##### The input #####

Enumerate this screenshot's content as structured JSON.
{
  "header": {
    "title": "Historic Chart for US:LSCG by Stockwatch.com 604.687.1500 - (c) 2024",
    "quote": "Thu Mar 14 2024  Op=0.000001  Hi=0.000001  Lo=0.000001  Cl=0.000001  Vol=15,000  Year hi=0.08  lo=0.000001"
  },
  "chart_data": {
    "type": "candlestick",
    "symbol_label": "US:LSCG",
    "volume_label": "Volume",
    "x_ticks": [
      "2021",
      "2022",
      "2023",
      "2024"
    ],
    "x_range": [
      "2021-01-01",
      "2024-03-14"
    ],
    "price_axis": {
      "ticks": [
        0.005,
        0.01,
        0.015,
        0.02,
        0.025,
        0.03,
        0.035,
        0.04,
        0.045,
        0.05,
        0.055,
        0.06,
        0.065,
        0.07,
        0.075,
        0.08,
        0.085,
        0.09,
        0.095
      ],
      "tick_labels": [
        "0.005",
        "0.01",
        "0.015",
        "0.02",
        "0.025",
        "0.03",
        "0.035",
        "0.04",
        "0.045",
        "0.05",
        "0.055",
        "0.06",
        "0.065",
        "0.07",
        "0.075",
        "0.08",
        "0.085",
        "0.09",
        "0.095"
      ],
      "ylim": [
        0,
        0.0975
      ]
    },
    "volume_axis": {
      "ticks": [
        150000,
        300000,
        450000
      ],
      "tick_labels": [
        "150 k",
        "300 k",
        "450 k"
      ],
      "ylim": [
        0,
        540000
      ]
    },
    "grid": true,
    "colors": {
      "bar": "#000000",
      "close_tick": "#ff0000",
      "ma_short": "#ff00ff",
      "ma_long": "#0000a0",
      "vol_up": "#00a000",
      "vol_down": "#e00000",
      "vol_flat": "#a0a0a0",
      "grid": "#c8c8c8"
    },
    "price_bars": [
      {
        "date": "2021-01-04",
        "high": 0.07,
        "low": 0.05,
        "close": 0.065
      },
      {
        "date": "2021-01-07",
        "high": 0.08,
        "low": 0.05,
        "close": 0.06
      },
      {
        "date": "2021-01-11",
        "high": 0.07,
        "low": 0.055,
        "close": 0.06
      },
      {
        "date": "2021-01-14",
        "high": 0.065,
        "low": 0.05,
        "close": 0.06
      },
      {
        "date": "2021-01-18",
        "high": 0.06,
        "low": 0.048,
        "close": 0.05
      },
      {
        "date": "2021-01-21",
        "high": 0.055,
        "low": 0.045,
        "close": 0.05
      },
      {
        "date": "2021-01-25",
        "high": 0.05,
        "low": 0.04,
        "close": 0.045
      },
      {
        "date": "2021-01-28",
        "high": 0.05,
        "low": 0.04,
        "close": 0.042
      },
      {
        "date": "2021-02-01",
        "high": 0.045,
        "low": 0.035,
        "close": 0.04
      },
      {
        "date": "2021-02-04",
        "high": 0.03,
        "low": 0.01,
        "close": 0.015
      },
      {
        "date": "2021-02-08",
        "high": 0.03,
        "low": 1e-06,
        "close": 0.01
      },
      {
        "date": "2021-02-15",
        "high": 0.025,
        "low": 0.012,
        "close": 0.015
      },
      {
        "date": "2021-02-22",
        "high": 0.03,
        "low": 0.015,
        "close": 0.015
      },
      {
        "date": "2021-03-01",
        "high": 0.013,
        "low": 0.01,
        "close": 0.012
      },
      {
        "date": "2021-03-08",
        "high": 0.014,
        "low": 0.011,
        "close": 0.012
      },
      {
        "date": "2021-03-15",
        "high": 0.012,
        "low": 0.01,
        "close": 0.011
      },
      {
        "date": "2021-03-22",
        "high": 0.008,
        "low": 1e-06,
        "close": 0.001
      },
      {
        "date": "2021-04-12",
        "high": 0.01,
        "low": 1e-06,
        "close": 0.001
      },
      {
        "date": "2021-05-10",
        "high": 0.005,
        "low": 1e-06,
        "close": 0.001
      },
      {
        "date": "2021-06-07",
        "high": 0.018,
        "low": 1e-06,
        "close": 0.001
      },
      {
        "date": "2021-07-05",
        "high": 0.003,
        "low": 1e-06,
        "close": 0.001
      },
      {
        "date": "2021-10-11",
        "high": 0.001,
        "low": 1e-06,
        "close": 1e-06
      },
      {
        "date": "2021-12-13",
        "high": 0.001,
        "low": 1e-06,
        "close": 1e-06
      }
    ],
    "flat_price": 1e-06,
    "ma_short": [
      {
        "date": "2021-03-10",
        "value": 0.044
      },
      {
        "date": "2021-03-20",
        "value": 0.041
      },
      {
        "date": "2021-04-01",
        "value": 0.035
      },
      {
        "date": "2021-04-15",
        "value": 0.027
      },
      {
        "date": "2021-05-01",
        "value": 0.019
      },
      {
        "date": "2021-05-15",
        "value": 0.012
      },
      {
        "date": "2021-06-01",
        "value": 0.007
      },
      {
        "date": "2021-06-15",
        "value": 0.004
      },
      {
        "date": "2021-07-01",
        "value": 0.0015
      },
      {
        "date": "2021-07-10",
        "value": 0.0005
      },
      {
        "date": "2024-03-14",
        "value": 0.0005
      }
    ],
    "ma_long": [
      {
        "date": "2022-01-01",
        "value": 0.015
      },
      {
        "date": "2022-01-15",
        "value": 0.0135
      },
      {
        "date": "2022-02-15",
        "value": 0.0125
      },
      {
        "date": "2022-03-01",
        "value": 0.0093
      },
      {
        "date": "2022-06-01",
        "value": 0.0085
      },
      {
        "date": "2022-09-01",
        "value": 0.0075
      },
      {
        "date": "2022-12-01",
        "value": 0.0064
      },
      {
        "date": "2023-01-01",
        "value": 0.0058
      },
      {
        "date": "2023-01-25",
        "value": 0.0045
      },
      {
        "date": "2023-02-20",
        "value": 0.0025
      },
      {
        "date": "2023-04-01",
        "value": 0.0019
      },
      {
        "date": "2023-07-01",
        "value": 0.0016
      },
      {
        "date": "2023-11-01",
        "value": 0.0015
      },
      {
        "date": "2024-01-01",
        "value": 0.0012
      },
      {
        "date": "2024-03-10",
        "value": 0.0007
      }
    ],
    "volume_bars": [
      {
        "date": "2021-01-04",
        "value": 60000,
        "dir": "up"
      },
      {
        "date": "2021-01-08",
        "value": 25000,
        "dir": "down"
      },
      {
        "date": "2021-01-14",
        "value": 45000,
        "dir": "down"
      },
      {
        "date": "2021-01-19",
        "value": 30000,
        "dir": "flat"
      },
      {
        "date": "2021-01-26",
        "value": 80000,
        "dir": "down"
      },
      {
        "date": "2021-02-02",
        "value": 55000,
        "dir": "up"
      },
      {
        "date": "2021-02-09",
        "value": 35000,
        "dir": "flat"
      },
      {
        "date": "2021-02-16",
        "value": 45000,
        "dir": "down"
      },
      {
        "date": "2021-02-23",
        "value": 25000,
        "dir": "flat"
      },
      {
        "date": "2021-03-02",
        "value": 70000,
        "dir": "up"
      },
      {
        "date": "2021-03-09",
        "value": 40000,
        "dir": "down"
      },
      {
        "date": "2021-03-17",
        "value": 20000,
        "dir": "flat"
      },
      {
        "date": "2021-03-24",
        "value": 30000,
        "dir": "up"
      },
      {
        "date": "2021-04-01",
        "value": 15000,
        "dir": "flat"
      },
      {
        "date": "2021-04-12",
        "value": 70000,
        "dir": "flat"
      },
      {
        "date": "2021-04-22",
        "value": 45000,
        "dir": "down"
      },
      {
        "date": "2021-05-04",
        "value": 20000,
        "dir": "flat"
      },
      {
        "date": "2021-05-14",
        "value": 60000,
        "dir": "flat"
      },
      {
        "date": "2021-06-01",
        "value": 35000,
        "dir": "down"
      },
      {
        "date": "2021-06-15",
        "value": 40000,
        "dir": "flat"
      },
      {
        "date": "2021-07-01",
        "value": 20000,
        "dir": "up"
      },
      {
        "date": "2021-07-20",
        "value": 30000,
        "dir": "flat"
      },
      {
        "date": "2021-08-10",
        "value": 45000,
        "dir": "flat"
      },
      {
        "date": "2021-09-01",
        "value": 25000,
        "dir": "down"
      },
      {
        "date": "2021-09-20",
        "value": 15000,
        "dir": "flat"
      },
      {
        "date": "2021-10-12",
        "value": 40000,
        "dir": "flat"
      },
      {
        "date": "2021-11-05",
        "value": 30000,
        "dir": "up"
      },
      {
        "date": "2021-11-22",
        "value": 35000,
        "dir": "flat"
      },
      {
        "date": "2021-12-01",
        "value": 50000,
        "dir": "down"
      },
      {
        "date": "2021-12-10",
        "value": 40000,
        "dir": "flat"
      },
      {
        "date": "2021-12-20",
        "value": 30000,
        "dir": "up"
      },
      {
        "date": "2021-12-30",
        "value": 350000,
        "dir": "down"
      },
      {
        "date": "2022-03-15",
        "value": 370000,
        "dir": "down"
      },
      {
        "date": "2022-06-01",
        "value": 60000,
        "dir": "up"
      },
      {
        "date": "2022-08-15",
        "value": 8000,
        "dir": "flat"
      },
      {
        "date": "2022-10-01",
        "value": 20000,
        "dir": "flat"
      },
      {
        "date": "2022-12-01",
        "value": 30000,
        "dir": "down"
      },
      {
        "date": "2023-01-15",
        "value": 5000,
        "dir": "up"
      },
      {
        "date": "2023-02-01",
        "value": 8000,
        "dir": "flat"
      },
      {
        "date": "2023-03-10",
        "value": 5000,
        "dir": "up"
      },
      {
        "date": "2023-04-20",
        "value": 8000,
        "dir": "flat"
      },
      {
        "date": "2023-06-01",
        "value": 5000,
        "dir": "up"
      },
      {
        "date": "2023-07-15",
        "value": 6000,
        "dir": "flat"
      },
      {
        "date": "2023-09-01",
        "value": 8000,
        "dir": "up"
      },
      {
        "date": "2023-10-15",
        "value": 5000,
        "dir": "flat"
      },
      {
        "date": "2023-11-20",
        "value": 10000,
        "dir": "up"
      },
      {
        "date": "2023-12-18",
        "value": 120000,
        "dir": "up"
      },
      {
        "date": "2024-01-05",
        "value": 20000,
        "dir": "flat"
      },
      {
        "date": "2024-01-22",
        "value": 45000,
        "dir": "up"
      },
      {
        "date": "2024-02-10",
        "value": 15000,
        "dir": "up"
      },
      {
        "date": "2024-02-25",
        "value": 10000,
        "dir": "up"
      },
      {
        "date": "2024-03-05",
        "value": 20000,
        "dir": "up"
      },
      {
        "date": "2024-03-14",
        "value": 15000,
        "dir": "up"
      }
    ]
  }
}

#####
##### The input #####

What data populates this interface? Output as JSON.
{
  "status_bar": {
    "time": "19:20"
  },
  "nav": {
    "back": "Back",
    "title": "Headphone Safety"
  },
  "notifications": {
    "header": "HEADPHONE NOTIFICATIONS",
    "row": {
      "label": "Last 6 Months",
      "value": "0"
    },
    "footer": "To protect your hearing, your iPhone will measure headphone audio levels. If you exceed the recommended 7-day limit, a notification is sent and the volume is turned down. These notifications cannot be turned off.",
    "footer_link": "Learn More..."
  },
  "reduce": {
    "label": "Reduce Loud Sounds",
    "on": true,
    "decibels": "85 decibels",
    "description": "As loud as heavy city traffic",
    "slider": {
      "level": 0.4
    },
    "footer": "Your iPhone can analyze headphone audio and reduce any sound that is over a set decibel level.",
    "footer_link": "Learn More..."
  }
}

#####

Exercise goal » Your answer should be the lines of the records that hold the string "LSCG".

Exercise response »
    "title": "Historic Chart for US:LSCG by Stockwatch.com 604.687.1500 - (c) 2024",
    "symbol_label": "US:LSCG",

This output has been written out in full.